Records for this exercise
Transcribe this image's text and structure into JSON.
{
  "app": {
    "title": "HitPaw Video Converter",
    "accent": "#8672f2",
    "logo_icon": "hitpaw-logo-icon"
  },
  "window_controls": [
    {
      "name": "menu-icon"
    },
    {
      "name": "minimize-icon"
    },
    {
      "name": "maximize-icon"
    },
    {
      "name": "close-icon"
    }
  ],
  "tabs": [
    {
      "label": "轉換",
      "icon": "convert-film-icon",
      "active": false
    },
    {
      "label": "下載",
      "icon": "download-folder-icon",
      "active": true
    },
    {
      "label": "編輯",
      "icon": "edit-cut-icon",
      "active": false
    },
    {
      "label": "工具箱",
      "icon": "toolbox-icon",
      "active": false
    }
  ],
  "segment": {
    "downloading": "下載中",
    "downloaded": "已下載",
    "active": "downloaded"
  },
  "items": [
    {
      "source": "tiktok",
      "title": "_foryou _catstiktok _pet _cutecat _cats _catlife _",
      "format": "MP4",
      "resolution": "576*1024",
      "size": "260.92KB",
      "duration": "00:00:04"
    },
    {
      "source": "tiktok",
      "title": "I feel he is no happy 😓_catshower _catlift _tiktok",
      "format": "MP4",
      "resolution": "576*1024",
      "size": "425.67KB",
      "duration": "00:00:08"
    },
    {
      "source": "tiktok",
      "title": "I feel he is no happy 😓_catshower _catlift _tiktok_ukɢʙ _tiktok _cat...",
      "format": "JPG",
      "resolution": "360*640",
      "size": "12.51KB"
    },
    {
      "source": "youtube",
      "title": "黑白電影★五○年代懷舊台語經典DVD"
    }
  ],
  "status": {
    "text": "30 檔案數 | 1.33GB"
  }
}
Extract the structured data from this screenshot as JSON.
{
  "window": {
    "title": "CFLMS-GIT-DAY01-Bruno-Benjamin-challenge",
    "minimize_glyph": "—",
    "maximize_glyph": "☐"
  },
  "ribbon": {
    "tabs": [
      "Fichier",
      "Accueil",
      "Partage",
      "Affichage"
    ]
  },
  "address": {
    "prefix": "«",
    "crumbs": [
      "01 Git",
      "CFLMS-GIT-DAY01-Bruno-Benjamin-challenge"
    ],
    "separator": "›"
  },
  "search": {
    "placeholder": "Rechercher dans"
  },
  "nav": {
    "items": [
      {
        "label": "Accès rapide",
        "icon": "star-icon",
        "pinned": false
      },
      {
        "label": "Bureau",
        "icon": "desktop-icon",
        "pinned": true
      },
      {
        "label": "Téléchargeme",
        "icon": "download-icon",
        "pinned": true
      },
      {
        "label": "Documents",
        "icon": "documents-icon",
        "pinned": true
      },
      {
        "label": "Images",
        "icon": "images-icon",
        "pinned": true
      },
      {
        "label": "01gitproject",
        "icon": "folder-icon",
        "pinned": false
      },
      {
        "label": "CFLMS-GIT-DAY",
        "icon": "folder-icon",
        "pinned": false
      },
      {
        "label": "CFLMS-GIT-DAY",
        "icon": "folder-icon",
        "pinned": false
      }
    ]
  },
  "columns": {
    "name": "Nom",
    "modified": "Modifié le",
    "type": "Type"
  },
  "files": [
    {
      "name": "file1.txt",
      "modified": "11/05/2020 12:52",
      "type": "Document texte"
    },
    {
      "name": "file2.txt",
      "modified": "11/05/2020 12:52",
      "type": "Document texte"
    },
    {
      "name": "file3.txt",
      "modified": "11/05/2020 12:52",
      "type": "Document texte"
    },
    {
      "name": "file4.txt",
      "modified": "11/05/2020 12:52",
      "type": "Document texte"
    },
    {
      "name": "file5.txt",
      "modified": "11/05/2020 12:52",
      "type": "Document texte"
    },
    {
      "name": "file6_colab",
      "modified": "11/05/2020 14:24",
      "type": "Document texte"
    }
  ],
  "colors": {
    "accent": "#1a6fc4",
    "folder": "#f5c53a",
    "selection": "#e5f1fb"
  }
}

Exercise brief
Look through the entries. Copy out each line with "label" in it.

Problem solution
      "label": "轉換",
      "label": "下載",
      "label": "編輯",
      "label": "工具箱",
        "label": "Accès rapide",
        "label": "Bureau",
        "label": "Téléchargeme",
        "label": "Documents",
        "label": "Images",
        "label": "01gitproject",
        "label": "CFLMS-GIT-DAY",
        "label": "CFLMS-GIT-DAY",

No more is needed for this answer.